App and web page records:

________________________________________

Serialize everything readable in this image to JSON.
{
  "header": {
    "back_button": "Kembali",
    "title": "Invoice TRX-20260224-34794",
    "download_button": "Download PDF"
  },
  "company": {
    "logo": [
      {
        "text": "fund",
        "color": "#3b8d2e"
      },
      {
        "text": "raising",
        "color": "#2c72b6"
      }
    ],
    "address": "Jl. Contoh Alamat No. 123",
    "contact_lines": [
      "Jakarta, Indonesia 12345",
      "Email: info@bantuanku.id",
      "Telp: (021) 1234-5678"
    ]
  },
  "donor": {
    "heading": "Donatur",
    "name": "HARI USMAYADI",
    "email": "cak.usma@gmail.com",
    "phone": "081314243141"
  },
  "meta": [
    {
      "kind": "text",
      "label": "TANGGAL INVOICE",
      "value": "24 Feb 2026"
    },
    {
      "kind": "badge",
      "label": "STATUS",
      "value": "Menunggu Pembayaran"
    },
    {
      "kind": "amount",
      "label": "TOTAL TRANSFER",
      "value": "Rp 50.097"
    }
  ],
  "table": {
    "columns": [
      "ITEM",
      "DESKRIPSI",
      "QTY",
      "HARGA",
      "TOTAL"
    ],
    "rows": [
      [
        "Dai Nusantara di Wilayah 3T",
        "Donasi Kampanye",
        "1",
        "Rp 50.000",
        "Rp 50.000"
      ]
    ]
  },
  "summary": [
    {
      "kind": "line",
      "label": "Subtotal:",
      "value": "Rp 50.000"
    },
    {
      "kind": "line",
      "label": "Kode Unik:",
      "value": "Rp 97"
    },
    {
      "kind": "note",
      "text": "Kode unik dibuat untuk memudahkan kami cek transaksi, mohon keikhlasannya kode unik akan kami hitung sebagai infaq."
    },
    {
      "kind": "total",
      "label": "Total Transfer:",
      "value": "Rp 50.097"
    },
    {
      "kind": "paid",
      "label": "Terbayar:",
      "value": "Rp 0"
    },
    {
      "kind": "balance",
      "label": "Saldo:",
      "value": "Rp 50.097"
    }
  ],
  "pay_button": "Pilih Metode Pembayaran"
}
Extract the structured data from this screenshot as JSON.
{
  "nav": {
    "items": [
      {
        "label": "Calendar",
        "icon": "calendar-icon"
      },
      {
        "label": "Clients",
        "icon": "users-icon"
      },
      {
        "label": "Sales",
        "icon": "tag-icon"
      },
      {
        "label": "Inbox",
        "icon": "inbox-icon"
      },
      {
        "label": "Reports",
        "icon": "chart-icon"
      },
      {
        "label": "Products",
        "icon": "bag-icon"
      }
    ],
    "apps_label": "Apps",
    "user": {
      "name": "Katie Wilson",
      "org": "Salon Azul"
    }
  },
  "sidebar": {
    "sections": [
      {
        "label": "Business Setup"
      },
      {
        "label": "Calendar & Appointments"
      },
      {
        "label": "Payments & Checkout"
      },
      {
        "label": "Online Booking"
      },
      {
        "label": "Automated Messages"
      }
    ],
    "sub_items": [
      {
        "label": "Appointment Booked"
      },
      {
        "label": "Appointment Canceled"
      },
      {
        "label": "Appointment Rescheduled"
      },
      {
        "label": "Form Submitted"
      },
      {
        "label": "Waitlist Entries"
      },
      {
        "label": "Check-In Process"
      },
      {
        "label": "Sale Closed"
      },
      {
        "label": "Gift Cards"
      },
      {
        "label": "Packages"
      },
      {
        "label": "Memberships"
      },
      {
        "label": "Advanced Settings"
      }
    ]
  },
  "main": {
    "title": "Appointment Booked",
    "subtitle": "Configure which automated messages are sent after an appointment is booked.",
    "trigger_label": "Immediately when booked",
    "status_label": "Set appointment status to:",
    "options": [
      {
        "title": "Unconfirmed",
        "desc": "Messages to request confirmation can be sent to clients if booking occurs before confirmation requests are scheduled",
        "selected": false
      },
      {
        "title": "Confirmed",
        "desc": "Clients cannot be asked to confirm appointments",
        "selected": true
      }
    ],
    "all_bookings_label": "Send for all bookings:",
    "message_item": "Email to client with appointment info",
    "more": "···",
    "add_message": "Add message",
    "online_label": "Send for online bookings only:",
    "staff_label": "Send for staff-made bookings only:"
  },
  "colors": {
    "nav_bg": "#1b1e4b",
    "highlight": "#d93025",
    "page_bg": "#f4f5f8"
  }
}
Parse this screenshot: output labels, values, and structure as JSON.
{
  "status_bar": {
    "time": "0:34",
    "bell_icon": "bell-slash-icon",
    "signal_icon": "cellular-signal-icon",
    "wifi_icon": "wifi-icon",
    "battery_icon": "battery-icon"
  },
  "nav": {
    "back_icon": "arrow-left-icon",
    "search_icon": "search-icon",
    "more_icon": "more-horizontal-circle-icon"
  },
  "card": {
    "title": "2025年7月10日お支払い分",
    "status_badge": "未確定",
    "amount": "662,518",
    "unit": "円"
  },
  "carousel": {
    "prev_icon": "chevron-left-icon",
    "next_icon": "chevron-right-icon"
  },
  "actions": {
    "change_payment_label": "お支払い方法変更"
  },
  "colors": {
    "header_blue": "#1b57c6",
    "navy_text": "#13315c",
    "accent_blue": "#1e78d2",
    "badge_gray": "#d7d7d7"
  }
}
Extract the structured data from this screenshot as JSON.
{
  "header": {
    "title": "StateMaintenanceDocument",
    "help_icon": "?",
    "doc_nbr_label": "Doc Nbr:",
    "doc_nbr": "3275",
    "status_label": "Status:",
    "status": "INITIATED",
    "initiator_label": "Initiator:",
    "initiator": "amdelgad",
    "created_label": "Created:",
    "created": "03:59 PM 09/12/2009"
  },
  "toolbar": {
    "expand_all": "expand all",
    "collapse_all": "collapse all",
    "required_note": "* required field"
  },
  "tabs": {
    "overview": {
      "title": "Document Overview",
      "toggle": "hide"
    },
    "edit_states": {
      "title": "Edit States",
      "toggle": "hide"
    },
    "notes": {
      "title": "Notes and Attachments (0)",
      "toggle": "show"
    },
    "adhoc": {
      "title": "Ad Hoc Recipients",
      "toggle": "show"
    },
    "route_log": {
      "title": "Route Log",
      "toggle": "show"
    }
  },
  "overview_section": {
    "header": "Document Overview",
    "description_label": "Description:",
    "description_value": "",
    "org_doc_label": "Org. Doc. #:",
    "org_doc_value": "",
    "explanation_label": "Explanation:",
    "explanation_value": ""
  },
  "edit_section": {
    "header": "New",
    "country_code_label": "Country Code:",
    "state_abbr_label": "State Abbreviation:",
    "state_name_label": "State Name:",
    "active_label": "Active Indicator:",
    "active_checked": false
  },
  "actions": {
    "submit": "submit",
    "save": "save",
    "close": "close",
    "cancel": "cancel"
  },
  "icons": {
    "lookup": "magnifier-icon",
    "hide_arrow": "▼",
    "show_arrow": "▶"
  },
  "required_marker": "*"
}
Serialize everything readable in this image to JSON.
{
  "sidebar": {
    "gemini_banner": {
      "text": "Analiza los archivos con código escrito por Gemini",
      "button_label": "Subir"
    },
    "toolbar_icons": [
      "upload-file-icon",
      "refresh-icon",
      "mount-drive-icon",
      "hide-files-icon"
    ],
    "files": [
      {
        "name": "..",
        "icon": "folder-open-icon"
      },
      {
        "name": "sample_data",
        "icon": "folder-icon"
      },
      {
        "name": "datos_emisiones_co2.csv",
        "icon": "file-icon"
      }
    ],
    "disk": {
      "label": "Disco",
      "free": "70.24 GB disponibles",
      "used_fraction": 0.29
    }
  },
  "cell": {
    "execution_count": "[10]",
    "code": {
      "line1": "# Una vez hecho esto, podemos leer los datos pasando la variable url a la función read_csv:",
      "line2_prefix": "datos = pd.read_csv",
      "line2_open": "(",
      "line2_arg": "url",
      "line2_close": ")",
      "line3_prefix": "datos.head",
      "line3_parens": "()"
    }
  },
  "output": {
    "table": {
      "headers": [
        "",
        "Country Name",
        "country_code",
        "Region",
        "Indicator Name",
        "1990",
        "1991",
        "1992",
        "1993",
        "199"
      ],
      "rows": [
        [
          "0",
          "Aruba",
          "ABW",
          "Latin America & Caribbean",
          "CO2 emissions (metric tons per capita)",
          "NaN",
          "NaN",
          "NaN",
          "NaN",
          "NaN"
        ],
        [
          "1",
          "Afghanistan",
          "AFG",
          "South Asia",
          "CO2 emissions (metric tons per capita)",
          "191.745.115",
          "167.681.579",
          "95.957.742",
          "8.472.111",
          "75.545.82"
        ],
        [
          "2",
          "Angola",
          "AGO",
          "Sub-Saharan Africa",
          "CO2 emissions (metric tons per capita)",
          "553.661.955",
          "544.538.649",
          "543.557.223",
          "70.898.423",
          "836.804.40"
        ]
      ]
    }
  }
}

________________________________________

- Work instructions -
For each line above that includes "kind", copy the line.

- Task solution -
      "kind": "text",
      "kind": "badge",
      "kind": "amount",
      "kind": "line",
      "kind": "line",
      "kind": "note",
      "kind": "total",
      "kind": "paid",
      "kind": "balance",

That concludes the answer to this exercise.